“Do you know what evil that we inherit from œdipus, aye and what evil we do not inherit, Zeus will fulfil in the lifetime of us twain; for there is nothing, neither what is painful, nor—to say naught of the curse that rests upon us—is there aught of private disgrace or public infamy, that I have not seen in the number of thy woes and mine?”

The word Όὐχι is thus taken to negative τῶν ἀπ' ∮ἰδὰπΌυ κακῶν; and the sense is, “Do you know what misery Zeus is going to spare us, for I know of none—whether inherited from œdipus as a curse, or not—that we have not suffered?” I may remark that ὀυχι in the “Iliad” (Όὐκί) is, I think, invariably used as above—i.e., as the last word in the negative clause of an alternative; e.g., ὅ03C2 τ' ἄιτιΌ03C2, ὅ03C2 τε καὶ Όὐκί, and still oftener ἠὲ καὶ Όυκί, at the end of a line.
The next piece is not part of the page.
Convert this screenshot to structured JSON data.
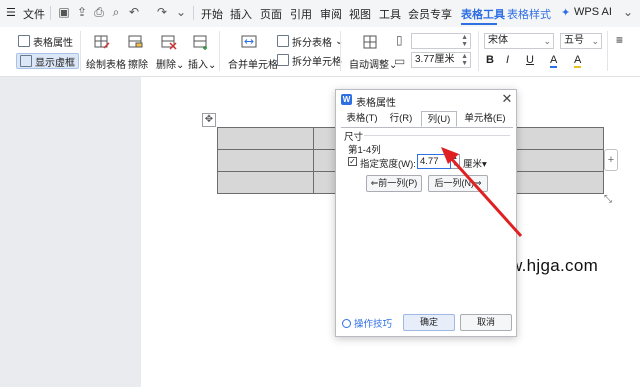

It is also used in the same way in two out of three places where I have noted it in æschylus. I have not been able to compare other passages in Sophocles or Euripides.

I have not been able to find a similar use of ἄτερ, but there is a similar use of the word χῶρι03C2 in Hdt., i., 93, also “Medea,” 297, and æsch., Sep. c. Th., 25, πυρὸ03C2 δίχα, where δόχα seems to bear the same meaning, according to Hermann himself.